Guardiola revels in pressure

Pep Guardiola admits his huge success at Barcelona means the
pressure of expectation will be on him when he makes his return to
the game.

Guardiola, currently on a year-long sabbatical in New York after
leaving Barcelona last May, has a agreed a three-year deal at
Bayern and will take over at the end of the season when current
boss Jupp Heynckes retires.

Guardiola won 14 trophies during an incredible four years in
charge at the Nou Camp, including three Primera Division titles and
two Champions League crowns.

He is also credited with moulding a Barca side which many class
as the greatest team of all time.

Speaking to FIFA.com in an interview conducted last week and
published on Thursday morning, the 41-year-old admitted his time at
Barca has put added pressure on him going into his next post, but
sees his track record as a positive rather than a negative.

“Yes, but I wouldn’t change it! I prefer to carry on like this,
having experienced what I’ve been through, rather than starting out
somewhere you’ve got to win everyone over,” said Guardiola,
speaking at the Ballon d’Or awards ceremony.

“Things are a bit different now: when I started out at Barcelona
some 86 or 87 per cent of people didn’t want me.

“Now, thanks to how well everything went, there’ll be clubs that
are more interested in me. These things happen in life and you
can’t control them.
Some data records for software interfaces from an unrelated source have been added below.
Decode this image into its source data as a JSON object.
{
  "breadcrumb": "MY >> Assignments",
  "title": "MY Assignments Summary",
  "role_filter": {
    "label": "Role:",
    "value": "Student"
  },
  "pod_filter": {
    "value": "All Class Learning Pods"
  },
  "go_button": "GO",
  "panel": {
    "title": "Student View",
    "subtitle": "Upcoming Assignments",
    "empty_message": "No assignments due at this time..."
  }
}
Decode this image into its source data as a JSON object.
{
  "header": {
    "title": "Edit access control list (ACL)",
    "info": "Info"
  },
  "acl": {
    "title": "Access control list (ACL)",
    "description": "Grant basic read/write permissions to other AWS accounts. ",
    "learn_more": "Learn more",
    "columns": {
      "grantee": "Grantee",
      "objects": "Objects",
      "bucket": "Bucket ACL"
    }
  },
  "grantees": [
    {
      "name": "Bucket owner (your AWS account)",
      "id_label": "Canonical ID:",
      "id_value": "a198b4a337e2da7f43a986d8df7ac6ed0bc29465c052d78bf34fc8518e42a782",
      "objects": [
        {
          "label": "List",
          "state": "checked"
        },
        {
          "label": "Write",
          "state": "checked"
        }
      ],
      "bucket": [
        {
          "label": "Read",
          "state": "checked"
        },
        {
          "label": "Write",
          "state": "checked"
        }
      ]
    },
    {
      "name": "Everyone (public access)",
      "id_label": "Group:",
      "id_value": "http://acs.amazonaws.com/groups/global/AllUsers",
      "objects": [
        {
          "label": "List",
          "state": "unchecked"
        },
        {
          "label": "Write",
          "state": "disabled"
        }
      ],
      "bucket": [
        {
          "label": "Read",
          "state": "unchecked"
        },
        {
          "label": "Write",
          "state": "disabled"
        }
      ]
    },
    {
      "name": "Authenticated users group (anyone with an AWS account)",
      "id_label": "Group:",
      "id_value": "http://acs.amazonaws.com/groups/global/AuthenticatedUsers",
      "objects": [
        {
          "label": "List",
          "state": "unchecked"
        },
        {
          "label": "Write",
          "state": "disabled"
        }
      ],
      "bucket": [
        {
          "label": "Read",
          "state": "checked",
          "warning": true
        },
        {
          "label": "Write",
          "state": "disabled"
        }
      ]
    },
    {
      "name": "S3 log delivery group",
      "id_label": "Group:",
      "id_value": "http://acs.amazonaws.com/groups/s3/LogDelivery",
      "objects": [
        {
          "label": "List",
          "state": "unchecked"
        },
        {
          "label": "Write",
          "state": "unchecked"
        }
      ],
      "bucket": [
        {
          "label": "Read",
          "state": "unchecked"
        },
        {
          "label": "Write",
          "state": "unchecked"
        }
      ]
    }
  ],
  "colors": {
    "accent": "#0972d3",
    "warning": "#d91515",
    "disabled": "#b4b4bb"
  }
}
We achieved what we did all together, thanks to
so many people, and I’ll remember everything I experienced during
those years.”

Bayern were one of a host of clubs reportedly keen on securing
Guardiola’s services, with Chelsea, Manchester United, Manchester
City, AC Milan, Roma and Paris Saint Germain all linked with
him.

When asked about that speculation, Guardiola said: “It made me
feel bad for the coaches who were in the clubs at the time. I
personally wouldn’t like it if I was coaching somewhere and my club
was releasing this kind of information while I was still there.

“But I’ve kept out of everything, I’m still out of it and I’ll
stay that way, out of respect for the people who are trying to do
their jobs. That said, it makes you think that you’re not getting
the offer because of how good you are, but because of what you’ve
won.

“We won a lot and that’s why I’m more in demand now than when I
started out, when only three or four people at Barcelona believed
in me. The others didn’t feel the same way.”